We can use quality to facilitate ideas with our cross-functional team members. Quality frameworks can help with structured conversation. These conversations could be exploratory, or they could have specific goals or outputs. Team built graphical tools like flow charts, SIPOC, and fish, bone diagrams get everyone on the same page and help teams explore ideas and details. FMEA (or failure mode effects analysis), 5-whys, and tree diagrams help to get to the root of potential issues.

Early concept work includes usability engineering, including the users, their environment, and the big-picture steps of how to use the product. We haven’t designed the product, yet. We’re only thinking about a concept, but there’s still a lot of usability engineering information that we can use to help drive the design. Technical assessments are performed early in the concept work, and they include early reliability engineering concepts and Designfor Excellence concepts. Risk management can be performed with just a concept: use overarching evaluation of the risk associated with the full system. This would get information for us to be able to make risk-based decisions. With all of these, the focus is on the customer and what they need. These are the types of information that we should have before we even start engineering drawings. Analyzing this with our team early helps us to uncover the design ideas that, in the end, will help us make the best design choices that we can.
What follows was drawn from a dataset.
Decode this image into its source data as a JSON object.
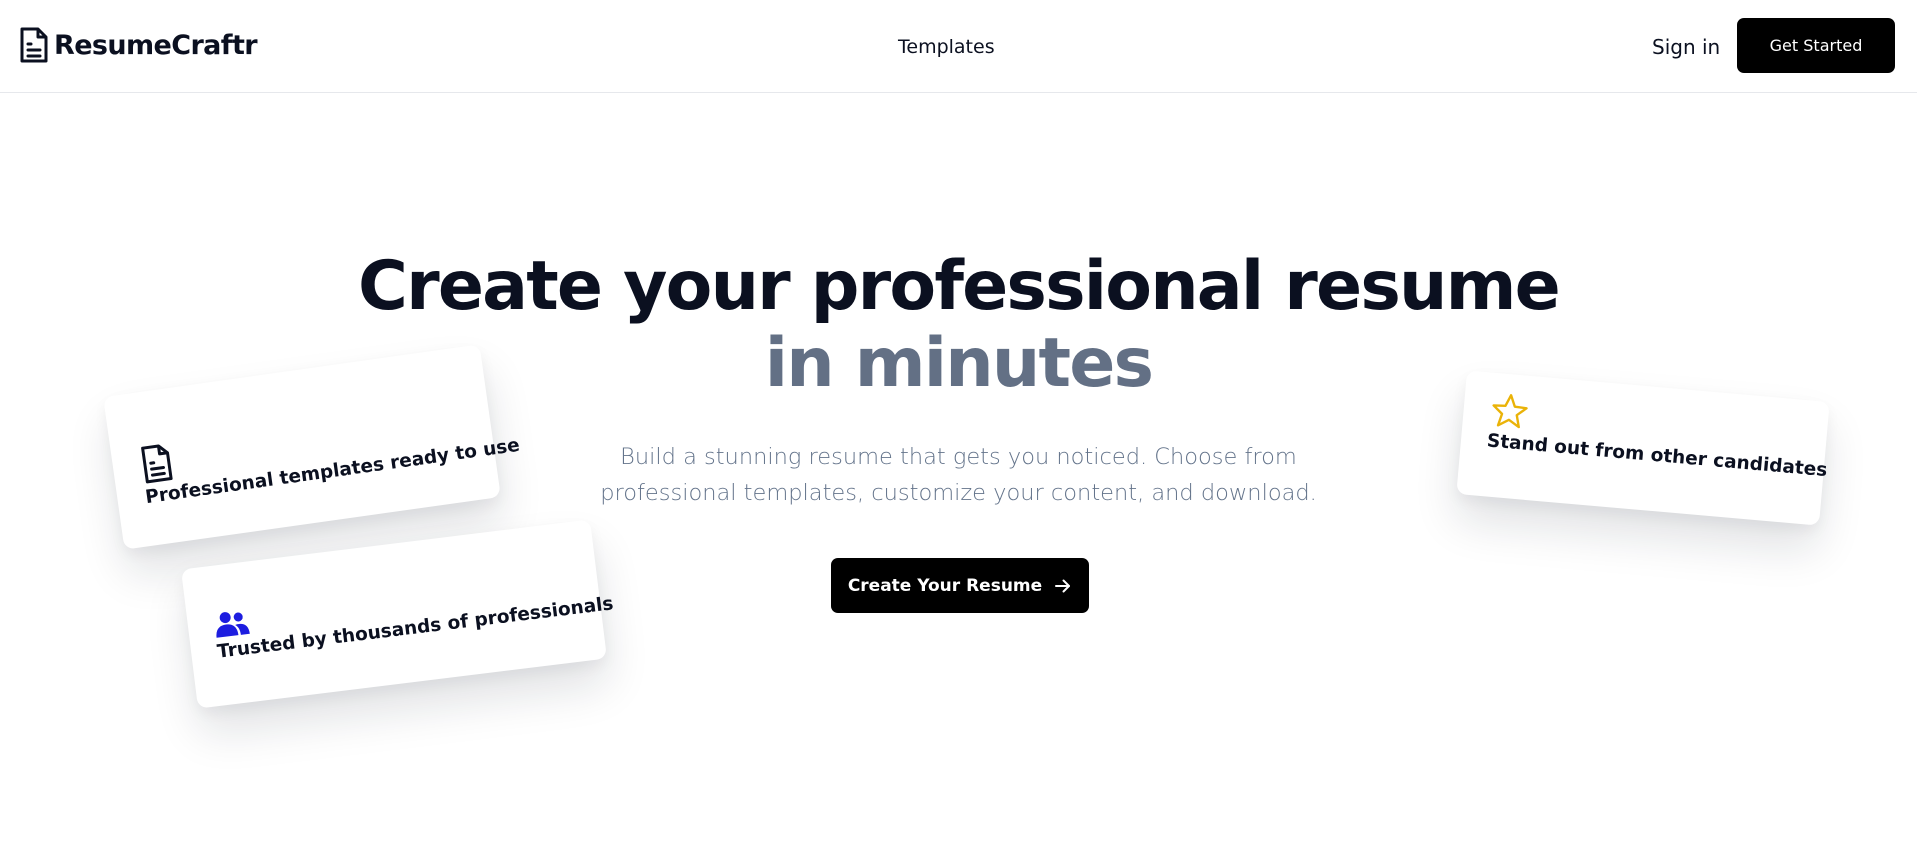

Quality Engineering and reliability engineering methods are also used to help us navigate decisions about the concept and the design iterations. These methods can be themselves iterative, starting with what the team may know and further developing as the team learns more about the use case and design concept. Quality and reliability engineering methods can help us turn qualitative ideas into quantitative rankings of priority numbers that we can make decisions against. They can help us identify gaps in understanding between our customers and engineering. We can evaluate the usability of our concept by using quality methods that have been used in manufacturing processes for years. And other tools like accelerated life testing and failure mode and effects analysis can be used by the team to develop concepts and requirements that are controlled by the product design itself.
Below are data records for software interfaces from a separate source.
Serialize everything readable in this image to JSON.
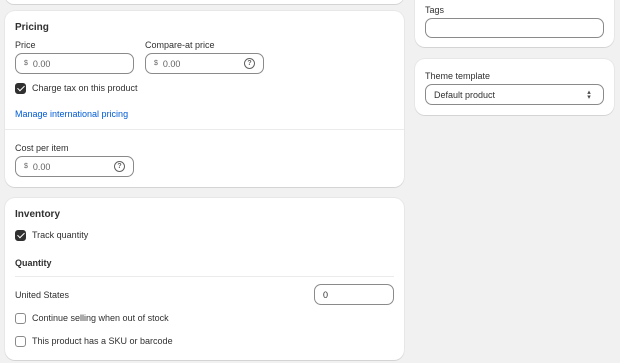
{
  "pricing": {
    "title": "Pricing",
    "price_label": "Price",
    "price_prefix": "$",
    "price_value": "0.00",
    "compare_label": "Compare-at price",
    "compare_prefix": "$",
    "compare_value": "0.00",
    "charge_tax_label": "Charge tax on this product",
    "charge_tax_checked": true,
    "international_link": "Manage international pricing",
    "cost_label": "Cost per item",
    "cost_prefix": "$",
    "cost_value": "0.00"
  },
  "inventory": {
    "title": "Inventory",
    "track_label": "Track quantity",
    "track_checked": true,
    "quantity_heading": "Quantity",
    "location_label": "United States",
    "location_quantity": "0",
    "continue_selling_label": "Continue selling when out of stock",
    "continue_selling_checked": false,
    "sku_label": "This product has a SKU or barcode",
    "sku_checked": false
  },
  "tags": {
    "label": "Tags",
    "value": ""
  },
  "theme": {
    "label": "Theme template",
    "selected": "Default product"
  },
  "icons": {
    "help": "question-circle-icon",
    "select": "chevron-up-down-icon",
    "check": "checkmark-icon"
  },
  "colors": {
    "background": "#f1f1f1",
    "card": "#ffffff",
    "link": "#005bd3",
    "checkbox_checked": "#303030"
  }
}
Designing-out issues and designing-in features that our customers will love is most easily done at the concept phase before we started building or creating anything. A lot of the iterative and early concept evaluations can us determine what those ideas should be before prototyping. Even before that, before you start engineering solutions, stop and facilitate some discussions with your greater cross-functional team, your customers, and those that are closest to working with your customers. Remove that barrier and speak directly with them. If you can, use quality and reliability methods to facilitate those meetings. Work with them and start a dialogue to open ideas for more questions for better designs. And, begin talking about the bad things that happen so you can design-out issues.

You may not know where to start. You can use some quality engineering tools as frameworks to help get the dialogue started. Create a process flow of your user’s process and see if you understand gaps. Or notice where you can redesign or develop a different concept idea that would eliminate some of those bad things from happening. You can also reach out to a quality engineer or reliability engineer for help. You can also reach out to me. Visit qualityduringdesign.com and subscribe.

Let’s prune the development process. Let’s use quality as a strategic asset to product development and go from the old way of doing things to a better way so we get better success.